The push for more efficient vehicles is leading automakers to develop new and ingenious ways to save fuel--without detracting from the driving experience of their vehicles. Many of these systems operate without the driver ever knowing anything is happening--which is just how Mercedes' new Intelligent Hybrid system will work.
Existing hybrid setups are fairly unintrusive of course, but many are compromised by not knowing what the road in front of you will hold. Hybrids rely on features like regenerative braking to recuperate kinetic energy, charging the car's battery pack for use further down the road. Such systems have limits though--when a pack is fully charged, the regenerative effect can decrease, meaning you have to brake harder, wasting energy. At other times, your last period of regenerative braking may not have charged the batteries up enough to assist on a large hill--again, requiring extra fuel to shove you along.

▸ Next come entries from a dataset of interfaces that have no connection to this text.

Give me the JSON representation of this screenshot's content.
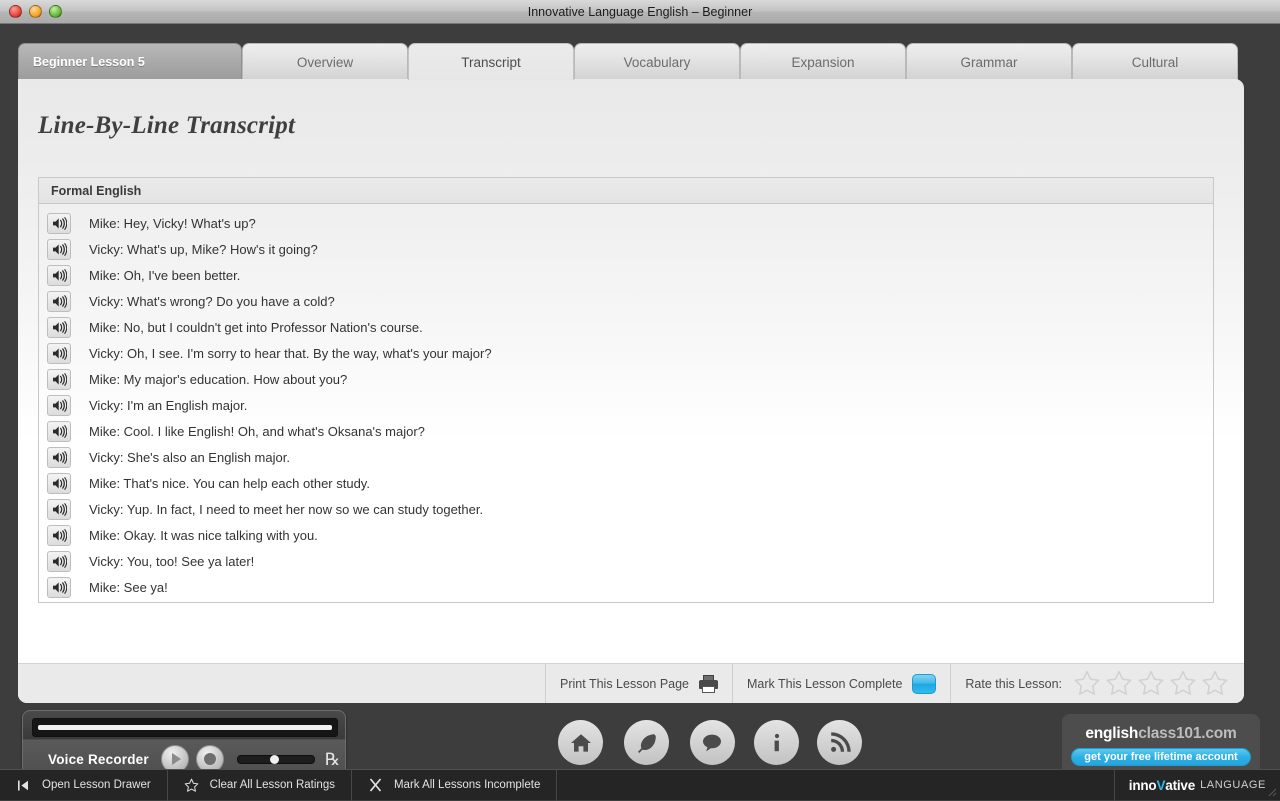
{
  "window": {
    "title": "Innovative Language English – Beginner",
    "traffic_lights": [
      "close-red",
      "minimize-amber",
      "zoom-green"
    ]
  },
  "tabs": [
    {
      "label": "Beginner Lesson 5",
      "kind": "lesson",
      "active": false
    },
    {
      "label": "Overview",
      "kind": "tab",
      "active": false
    },
    {
      "label": "Transcript",
      "kind": "tab",
      "active": true
    },
    {
      "label": "Vocabulary",
      "kind": "tab",
      "active": false
    },
    {
      "label": "Expansion",
      "kind": "tab",
      "active": false
    },
    {
      "label": "Grammar",
      "kind": "tab",
      "active": false
    },
    {
      "label": "Cultural",
      "kind": "tab",
      "active": false
    }
  ],
  "page": {
    "title": "Line-By-Line Transcript",
    "section_header": "Formal English",
    "lines": [
      {
        "speaker": "Mike",
        "text": "Mike: Hey, Vicky! What's up?"
      },
      {
        "speaker": "Vicky",
        "text": "Vicky: What's up, Mike? How's it going?"
      },
      {
        "speaker": "Mike",
        "text": "Mike: Oh, I've been better."
      },
      {
        "speaker": "Vicky",
        "text": "Vicky: What's wrong? Do you have a cold?"
      },
      {
        "speaker": "Mike",
        "text": "Mike: No, but I couldn't get into Professor Nation's course."
      },
      {
        "speaker": "Vicky",
        "text": "Vicky: Oh, I see. I'm sorry to hear that. By the way, what's your major?"
      },
      {
        "speaker": "Mike",
        "text": "Mike: My major's education. How about you?"
      },
      {
        "speaker": "Vicky",
        "text": "Vicky: I'm an English major."
      },
      {
        "speaker": "Mike",
        "text": "Mike: Cool. I like English! Oh, and what's Oksana's major?"
      },
      {
        "speaker": "Vicky",
        "text": "Vicky: She's also an English major."
      },
      {
        "speaker": "Mike",
        "text": "Mike: That's nice. You can help each other study."
      },
      {
        "speaker": "Vicky",
        "text": "Vicky: Yup. In fact, I need to meet her now so we can study together."
      },
      {
        "speaker": "Mike",
        "text": "Mike: Okay. It was nice talking with you."
      },
      {
        "speaker": "Vicky",
        "text": "Vicky: You, too! See ya later!"
      },
      {
        "speaker": "Mike",
        "text": "Mike: See ya!"
      }
    ]
  },
  "panel_footer": {
    "print_label": "Print This Lesson Page",
    "print_icon": "printer-icon",
    "mark_complete_label": "Mark This Lesson Complete",
    "mark_complete_checked": true,
    "rate_label": "Rate this Lesson:",
    "rating_value": 0,
    "rating_max": 5
  },
  "recorder": {
    "label": "Voice Recorder",
    "play_icon": "play-icon",
    "record_icon": "record-icon",
    "volume_icon": "volume-icon",
    "volume_value": 42
  },
  "icon_nav": [
    {
      "label": "Start Page",
      "icon": "home-icon"
    },
    {
      "label": "Reference",
      "icon": "feather-icon"
    },
    {
      "label": "Feedback",
      "icon": "speech-bubble-icon"
    },
    {
      "label": "About Us",
      "icon": "info-icon"
    },
    {
      "label": "News",
      "icon": "rss-icon"
    }
  ],
  "brand": {
    "name_bold": "english",
    "name_rest": "class101.com",
    "cta": "get your free lifetime account",
    "accent": "#2bafe6"
  },
  "statusbar": {
    "items": [
      {
        "label": "Open Lesson Drawer",
        "icon": "drawer-icon"
      },
      {
        "label": "Clear All Lesson Ratings",
        "icon": "star-outline-icon"
      },
      {
        "label": "Mark All Lessons Incomplete",
        "icon": "x-icon"
      }
    ],
    "logo_pre": "inno",
    "logo_v": "V",
    "logo_post": "ative",
    "logo_suffix": "LANGUAGE"
  }
}
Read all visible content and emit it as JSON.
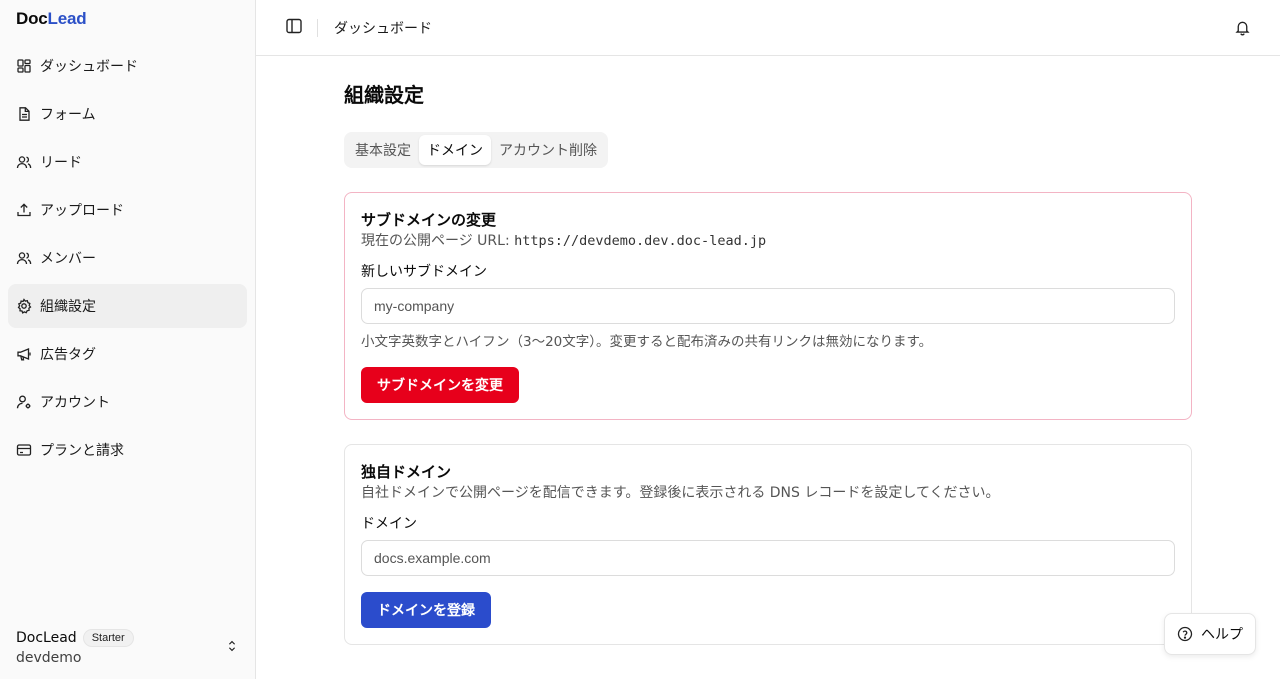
{
  "brand": {
    "doc": "Doc",
    "lead": "Lead"
  },
  "sidebar": {
    "items": [
      {
        "label": "ダッシュボード",
        "icon": "dashboard-icon"
      },
      {
        "label": "フォーム",
        "icon": "file-icon"
      },
      {
        "label": "リード",
        "icon": "users-icon"
      },
      {
        "label": "アップロード",
        "icon": "upload-icon"
      },
      {
        "label": "メンバー",
        "icon": "users-icon"
      },
      {
        "label": "組織設定",
        "icon": "gear-icon",
        "active": true
      },
      {
        "label": "広告タグ",
        "icon": "megaphone-icon"
      },
      {
        "label": "アカウント",
        "icon": "user-cog-icon"
      },
      {
        "label": "プランと請求",
        "icon": "credit-card-icon"
      }
    ],
    "org": {
      "name": "DocLead",
      "plan": "Starter",
      "slug": "devdemo"
    }
  },
  "header": {
    "breadcrumb": "ダッシュボード"
  },
  "main": {
    "title": "組織設定",
    "tabs": [
      {
        "label": "基本設定",
        "active": false
      },
      {
        "label": "ドメイン",
        "active": true
      },
      {
        "label": "アカウント削除",
        "active": false
      }
    ],
    "subdomain_card": {
      "title": "サブドメインの変更",
      "desc_prefix": "現在の公開ページ URL: ",
      "current_url": "https://devdemo.dev.doc-lead.jp",
      "field_label": "新しいサブドメイン",
      "placeholder": "my-company",
      "hint": "小文字英数字とハイフン（3〜20文字）。変更すると配布済みの共有リンクは無効になります。",
      "button": "サブドメインを変更"
    },
    "custom_domain_card": {
      "title": "独自ドメイン",
      "desc": "自社ドメインで公開ページを配信できます。登録後に表示される DNS レコードを設定してください。",
      "field_label": "ドメイン",
      "placeholder": "docs.example.com",
      "button": "ドメインを登録"
    }
  },
  "help": {
    "label": "ヘルプ"
  },
  "colors": {
    "accent": "#2b4ccc",
    "danger": "#e7001b",
    "danger_border": "#f3b4c4"
  }
}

By monitoring the road ahead using data from the COMAND navigation system, Intelligent Hybrid ensures that the battery is only charged sufficiently for the terrain ahead. If you're approaching a long downward slope in the next few miles, for example, the car knows it'll soon receive a full charge from the kinetic energy of traveling downhill. The system can assign more electric power to the motor in the meantime--giving less work for the engine to do, therefore saving fuel and producing lower emissions.
It isn't the first time we've seen navigation-assisted systems in a car--Rolls-Royce debuted a transmission in the Wraith coupe that uses navigation data to assist with assigning the correct gear. Should a driver be approaching a downhill corner and need a little help slowing down, the car will already have selected a lower gear for greater engine braking. If it knows you're in a sequence of corners, it won't change up needlessly in the middle of a turn.

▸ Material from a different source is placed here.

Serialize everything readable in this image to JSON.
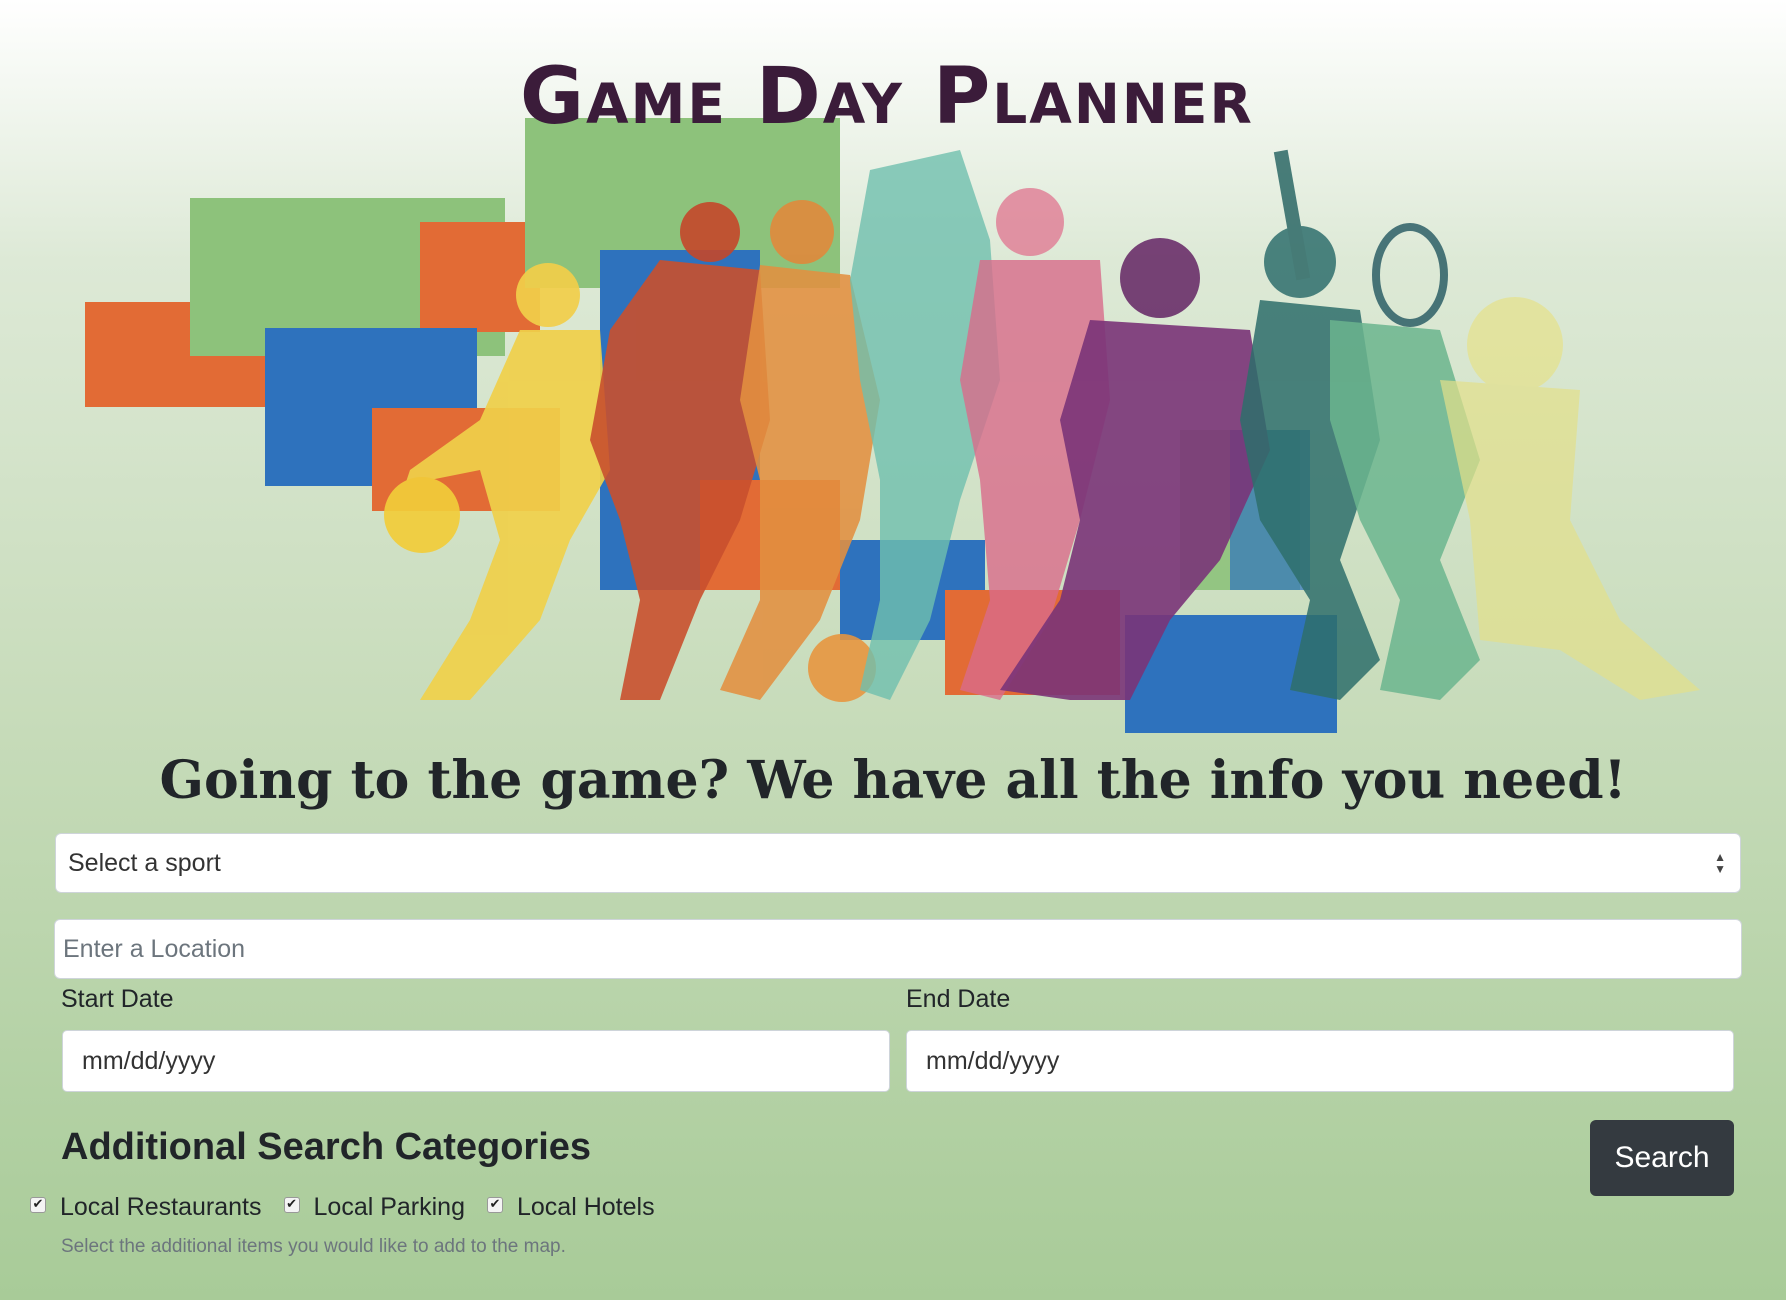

This is the first time we've seen a navigation-assisted hybrid setup though, and it could prove a real fuel-saver for future Mercedes hybrid buyers. The company notes that drivers in more mountainous regions will save the most, as the car is best able to apportion electric power given the topography ahead. It's already available on hybrid S-Class models, and is coming to the smaller C-Class soon.
In general, Mercedes attributes its increasing hybrid expertise on its Formula One program. 2014 is proving a highly fruitful year for the company's F1 team, with victories in all three races so far. While true parallels between Formula One and road-going vehicles are slim, F1's increasing focus on hybridization has certainly led to efficiency gains for the company's road cars.